He then hired Marshall Woolery at Thun Field Rod & Custom in Tacoma, Washington, to give the car the once-over. Woolery tore the car down completely and freshened up and fixed the chassis and drivetrain. Bianchi took the car back to Indy in 2016 and 2017 and plans to return whenever possible to participate in the historic events on the race weekend.
Now, the really cool part: The photos of the car driving all over Seattle—those aren’t staged. Bianchi really does drive the car on the street. “It has a title and license and everything, so we can drive it,” he says. “I mean, why wouldn’t you?” Woolery asked. “It’s two framerails with a Flathead and a
’39 trans and a Banjo rear. It’s no different than any other traditional hot rod out there. It just happens to be an old Indy car.”
It’s all part of a bigger plan to make the car and Indy history more available to others who may never have any access otherwise. Sure, Bianchi and Woolery intend to outfit the car with the Miller pieces similar to the ones that it had in 1948. “The Miller people really are wonderfully generous with their offers to help find or reproduce those parts,” Bianchi notes.

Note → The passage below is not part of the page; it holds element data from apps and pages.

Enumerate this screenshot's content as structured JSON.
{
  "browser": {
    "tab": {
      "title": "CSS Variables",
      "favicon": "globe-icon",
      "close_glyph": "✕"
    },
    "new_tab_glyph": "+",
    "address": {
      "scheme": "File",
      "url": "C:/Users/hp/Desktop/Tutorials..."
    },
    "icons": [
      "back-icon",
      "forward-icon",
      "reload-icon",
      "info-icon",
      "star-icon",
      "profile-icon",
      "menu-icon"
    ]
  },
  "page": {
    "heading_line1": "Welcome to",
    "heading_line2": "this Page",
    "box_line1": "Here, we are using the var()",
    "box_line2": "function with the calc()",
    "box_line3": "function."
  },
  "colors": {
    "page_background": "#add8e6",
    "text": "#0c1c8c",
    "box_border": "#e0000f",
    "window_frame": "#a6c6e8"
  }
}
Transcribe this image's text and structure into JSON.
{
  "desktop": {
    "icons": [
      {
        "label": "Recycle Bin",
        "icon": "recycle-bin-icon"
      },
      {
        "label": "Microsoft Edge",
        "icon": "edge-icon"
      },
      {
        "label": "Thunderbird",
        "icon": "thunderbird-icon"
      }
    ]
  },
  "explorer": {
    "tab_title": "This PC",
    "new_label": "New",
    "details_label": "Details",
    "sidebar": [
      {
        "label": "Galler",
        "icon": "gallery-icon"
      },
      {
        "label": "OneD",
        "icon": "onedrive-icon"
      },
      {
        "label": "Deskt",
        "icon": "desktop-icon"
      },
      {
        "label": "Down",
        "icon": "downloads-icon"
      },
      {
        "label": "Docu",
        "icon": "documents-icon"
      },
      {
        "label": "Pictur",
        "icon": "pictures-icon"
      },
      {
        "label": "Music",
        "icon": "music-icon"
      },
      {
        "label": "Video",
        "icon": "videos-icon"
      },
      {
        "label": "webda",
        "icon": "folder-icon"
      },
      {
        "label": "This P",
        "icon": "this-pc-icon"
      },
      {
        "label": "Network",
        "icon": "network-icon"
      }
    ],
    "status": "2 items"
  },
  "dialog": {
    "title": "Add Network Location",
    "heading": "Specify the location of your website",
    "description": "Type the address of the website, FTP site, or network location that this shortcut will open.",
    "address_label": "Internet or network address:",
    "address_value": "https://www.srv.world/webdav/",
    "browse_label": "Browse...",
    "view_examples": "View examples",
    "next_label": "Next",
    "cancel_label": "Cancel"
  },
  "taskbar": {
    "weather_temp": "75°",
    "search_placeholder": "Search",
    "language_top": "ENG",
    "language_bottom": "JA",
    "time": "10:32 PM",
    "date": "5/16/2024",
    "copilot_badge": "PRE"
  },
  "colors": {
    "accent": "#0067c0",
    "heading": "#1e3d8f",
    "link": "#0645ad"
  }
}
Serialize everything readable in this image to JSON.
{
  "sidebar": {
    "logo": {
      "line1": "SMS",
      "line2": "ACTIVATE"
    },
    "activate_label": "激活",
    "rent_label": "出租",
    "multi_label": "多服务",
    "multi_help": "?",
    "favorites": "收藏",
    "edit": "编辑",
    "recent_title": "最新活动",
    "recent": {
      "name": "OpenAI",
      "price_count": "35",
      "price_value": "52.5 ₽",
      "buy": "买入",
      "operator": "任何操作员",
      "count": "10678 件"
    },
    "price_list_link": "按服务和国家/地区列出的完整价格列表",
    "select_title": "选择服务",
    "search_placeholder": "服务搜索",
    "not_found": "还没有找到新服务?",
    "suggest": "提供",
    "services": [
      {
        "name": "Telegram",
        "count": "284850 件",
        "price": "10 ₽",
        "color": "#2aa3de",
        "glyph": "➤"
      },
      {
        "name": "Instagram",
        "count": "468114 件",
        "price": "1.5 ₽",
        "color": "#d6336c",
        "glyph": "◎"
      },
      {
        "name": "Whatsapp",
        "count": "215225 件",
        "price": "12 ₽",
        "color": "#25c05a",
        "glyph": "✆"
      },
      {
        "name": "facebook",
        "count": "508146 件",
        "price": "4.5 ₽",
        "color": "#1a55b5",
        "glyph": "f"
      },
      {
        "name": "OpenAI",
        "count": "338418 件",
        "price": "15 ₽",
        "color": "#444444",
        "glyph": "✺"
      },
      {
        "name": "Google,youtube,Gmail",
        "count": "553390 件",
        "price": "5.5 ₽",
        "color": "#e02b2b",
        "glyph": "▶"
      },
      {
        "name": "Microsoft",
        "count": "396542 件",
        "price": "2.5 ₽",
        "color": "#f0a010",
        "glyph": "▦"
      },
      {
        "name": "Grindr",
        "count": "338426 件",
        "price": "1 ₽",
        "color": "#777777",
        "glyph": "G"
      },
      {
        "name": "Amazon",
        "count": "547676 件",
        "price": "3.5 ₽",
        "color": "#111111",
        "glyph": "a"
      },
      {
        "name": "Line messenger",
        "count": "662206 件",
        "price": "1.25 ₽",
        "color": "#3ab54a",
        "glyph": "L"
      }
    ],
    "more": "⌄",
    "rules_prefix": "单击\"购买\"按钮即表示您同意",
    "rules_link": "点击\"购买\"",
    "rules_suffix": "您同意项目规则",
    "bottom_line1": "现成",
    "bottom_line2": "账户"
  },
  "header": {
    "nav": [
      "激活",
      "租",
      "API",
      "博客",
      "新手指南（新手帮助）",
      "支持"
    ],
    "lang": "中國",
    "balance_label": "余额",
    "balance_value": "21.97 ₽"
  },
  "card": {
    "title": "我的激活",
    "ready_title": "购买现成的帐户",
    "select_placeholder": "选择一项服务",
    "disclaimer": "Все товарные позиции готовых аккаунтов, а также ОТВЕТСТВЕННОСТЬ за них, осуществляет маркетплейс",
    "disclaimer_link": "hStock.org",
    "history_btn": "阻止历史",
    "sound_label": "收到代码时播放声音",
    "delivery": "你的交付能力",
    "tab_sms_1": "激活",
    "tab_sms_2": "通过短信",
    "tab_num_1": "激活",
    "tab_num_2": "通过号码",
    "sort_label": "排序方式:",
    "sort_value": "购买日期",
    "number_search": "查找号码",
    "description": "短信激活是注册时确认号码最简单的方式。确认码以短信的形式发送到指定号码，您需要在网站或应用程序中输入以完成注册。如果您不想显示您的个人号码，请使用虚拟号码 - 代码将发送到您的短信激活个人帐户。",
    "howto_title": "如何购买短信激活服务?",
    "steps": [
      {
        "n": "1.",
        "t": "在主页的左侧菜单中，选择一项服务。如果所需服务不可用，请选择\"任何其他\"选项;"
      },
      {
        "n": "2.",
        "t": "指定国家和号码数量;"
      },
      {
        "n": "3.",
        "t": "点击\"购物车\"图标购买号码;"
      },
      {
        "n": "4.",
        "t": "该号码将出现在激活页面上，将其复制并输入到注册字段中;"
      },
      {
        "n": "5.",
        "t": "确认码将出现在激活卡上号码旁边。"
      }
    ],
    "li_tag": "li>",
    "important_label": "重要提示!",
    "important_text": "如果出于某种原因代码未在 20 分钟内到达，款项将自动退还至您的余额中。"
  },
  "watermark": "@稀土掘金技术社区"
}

“I just feel if you have something like that, you need to share it,” he continues. “In the car world, sharing usually means to let people look at it. But to people who seem OK to me, I don’t mind letting them drive it and get a feel for it. It’s a real rare feeling.” And he means it; in 2017, he rented the
5/8-mile oval at Evergreen Speedway in Monroe, Washington, and turned his family and friends loose on the track.
Sure, some cars survived more intact than the Miller V16/Shreve Special.
But few have played more roles in the Indy story than this car. But the fact that this car survived all these years lends credence to the notion that old race cars rarely ever die. In fact, the 1948 Shreve Special may be one of the finer examples of the idea.
01 02 0031 01] In any other circumstance, a Ford in a Miller, especially in a car that possibly debuted the engine that became the Offy, would be sacrilegious. This one displaces 274 ci (35⁄ 16- inch bore with a
02] There’s speculation that Grancor (the Granatelli brothers) built the engine that appeared in the car postwar. The Granatellis founded the company a few years earlier and had a reputation for horsepower, even early in their careers.
03] At one of the Vintage Indycar Meets, a spectator said he had the car’s tag from the event when Ed Shreve ran it. He sent it to John out of nothing but a desire to see the car made more complete.
01] The Shreve after having its chassis narrowed and body built. We’re not entirely sure, but the fella standing with the car may well be Art Hoyt, the one tasked with rebranding the car as the Shreve.